[Component data from apps and pages]
--------------------------------
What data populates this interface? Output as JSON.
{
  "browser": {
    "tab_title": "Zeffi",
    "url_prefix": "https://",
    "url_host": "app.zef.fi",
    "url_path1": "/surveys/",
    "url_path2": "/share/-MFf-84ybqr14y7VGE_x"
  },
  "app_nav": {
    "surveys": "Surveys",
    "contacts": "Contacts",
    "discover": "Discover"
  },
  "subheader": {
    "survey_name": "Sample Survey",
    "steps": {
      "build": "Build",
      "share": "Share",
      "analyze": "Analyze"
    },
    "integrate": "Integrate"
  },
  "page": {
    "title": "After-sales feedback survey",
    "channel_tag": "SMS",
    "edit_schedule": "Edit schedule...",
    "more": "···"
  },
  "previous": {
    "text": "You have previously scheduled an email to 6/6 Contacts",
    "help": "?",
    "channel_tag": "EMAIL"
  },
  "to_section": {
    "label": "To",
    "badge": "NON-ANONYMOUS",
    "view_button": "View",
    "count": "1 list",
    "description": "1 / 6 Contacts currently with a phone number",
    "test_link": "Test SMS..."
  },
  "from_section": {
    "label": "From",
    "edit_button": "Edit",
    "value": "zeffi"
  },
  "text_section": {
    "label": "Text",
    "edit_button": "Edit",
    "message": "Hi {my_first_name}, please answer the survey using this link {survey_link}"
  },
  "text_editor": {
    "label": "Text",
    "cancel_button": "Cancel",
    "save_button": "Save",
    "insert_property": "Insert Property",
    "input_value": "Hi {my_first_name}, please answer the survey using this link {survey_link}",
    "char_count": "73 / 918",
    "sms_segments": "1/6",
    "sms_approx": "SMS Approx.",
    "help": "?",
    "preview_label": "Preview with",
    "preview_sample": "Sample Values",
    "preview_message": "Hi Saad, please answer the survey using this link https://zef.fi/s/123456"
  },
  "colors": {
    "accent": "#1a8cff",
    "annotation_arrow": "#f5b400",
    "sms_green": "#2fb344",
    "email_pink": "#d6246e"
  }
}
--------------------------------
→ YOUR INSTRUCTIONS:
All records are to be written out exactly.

→ EXERCISE RESPONSE:
What data populates this interface? Output as JSON.
{
  "browser": {
    "tab_title": "Zeffi",
    "url_prefix": "https://",
    "url_host": "app.zef.fi",
    "url_path1": "/surveys/",
    "url_path2": "/share/-MFf-84ybqr14y7VGE_x"
  },
  "app_nav": {
    "surveys": "Surveys",
    "contacts": "Contacts",
    "discover": "Discover"
  },
  "subheader": {
    "survey_name": "Sample Survey",
    "steps": {
      "build": "Build",
      "share": "Share",
      "analyze": "Analyze"
    },
    "integrate": "Integrate"
  },
  "page": {
    "title": "After-sales feedback survey",
    "channel_tag": "SMS",
    "edit_schedule": "Edit schedule...",
    "more": "···"
  },
  "previous": {
    "text": "You have previously scheduled an email to 6/6 Contacts",
    "help": "?",
    "channel_tag": "EMAIL"
  },
  "to_section": {
    "label": "To",
    "badge": "NON-ANONYMOUS",
    "view_button": "View",
    "count": "1 list",
    "description": "1 / 6 Contacts currently with a phone number",
    "test_link": "Test SMS..."
  },
  "from_section": {
    "label": "From",
    "edit_button": "Edit",
    "value": "zeffi"
  },
  "text_section": {
    "label": "Text",
    "edit_button": "Edit",
    "message": "Hi {my_first_name}, please answer the survey using this link {survey_link}"
  },
  "text_editor": {
    "label": "Text",
    "cancel_button": "Cancel",
    "save_button": "Save",
    "insert_property": "Insert Property",
    "input_value": "Hi {my_first_name}, please answer the survey using this link {survey_link}",
    "char_count": "73 / 918",
    "sms_segments": "1/6",
    "sms_approx": "SMS Approx.",
    "help": "?",
    "preview_label": "Preview with",
    "preview_sample": "Sample Values",
    "preview_message": "Hi Saad, please answer the survey using this link https://zef.fi/s/123456"
  },
  "colors": {
    "accent": "#1a8cff",
    "annotation_arrow": "#f5b400",
    "sms_green": "#2fb344",
    "email_pink": "#d6246e"
  }
}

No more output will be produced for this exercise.